In 1862, at the time of the Mason and Sliddel matter and the likelihood of a war breaking out between England and the United States, a volunteer company over 50 strong was organized here and drilled in the old English Church by Sergeant Law of the Prince Consort's 60th Rifles, at that time stationed in Ottawa. This company in 1864 was merged into No. 6 Company of the 43rd battalion, Carleton Blazers, which saw service at the time of the Fenian Raids, 1866 and 1870.

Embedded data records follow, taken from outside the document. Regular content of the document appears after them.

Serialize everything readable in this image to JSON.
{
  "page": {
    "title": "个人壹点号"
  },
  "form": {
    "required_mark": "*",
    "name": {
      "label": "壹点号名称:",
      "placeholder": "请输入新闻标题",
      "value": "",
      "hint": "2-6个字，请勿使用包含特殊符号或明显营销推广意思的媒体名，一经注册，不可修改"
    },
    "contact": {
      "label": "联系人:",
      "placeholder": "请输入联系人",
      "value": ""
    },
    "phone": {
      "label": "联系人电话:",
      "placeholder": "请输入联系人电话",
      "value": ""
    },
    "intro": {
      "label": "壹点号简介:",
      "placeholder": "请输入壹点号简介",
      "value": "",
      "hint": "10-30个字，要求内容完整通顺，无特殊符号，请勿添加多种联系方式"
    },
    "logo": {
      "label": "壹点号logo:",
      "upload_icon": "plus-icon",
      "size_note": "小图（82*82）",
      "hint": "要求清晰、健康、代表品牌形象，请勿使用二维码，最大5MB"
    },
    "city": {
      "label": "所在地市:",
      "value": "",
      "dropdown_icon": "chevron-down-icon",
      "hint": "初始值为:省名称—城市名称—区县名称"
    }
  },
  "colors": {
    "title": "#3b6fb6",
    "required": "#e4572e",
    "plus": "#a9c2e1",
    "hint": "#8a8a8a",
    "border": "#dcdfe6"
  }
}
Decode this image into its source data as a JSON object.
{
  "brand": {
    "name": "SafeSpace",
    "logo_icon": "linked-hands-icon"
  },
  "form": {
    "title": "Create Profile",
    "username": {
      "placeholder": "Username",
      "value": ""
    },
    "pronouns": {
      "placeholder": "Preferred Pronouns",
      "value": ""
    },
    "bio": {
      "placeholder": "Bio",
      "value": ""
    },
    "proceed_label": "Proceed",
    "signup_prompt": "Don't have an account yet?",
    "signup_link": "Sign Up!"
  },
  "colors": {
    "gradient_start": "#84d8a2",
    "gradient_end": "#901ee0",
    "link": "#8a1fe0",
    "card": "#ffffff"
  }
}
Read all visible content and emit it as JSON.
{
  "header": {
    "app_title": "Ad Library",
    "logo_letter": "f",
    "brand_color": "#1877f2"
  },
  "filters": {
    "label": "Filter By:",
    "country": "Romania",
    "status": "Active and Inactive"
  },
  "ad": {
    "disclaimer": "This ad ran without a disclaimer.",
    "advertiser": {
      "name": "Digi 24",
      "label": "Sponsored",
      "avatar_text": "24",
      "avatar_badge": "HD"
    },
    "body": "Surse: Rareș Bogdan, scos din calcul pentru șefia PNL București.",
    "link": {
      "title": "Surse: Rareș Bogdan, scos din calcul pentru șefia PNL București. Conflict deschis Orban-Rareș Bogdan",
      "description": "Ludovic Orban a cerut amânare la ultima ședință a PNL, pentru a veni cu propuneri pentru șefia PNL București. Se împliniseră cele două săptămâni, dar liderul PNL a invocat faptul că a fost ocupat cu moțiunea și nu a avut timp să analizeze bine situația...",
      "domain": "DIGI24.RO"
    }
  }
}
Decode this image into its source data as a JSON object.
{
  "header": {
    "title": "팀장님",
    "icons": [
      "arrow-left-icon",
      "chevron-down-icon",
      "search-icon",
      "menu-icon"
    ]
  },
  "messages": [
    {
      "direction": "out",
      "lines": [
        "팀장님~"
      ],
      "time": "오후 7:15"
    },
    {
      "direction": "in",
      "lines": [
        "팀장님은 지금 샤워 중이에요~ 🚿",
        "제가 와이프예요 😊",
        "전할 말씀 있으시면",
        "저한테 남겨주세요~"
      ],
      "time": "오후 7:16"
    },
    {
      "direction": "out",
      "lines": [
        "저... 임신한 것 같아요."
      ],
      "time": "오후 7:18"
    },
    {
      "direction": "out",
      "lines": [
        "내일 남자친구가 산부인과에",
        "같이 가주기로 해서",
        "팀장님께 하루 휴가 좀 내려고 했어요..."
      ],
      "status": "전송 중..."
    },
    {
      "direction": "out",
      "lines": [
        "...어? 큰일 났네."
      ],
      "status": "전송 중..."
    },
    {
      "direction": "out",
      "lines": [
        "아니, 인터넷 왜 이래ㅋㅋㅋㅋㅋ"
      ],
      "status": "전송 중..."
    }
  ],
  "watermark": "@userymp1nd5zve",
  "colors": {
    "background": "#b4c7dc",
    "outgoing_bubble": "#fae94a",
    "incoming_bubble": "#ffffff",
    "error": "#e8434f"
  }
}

In my younger days, I was personally acquainted with many of the old veterans of the 100th and other regiments who had settled here. I can well remember seeing them coming in on Quarter Day to be paid their pensions. On these occasions they wore their medal and clasps on which I have often read the names "Niagara", "Salamanca" etc. -- places far apart -- some, even here who had fought with Wellington, then Lord Wellesley, in India. But all these old original pioneers have long since been laid away in their last resting place, here and elsewhere, and their most lasting monument is this beautiful country in which we live. Let us always reverence their names, who came here and under great hardships and privations have made this land what it is today.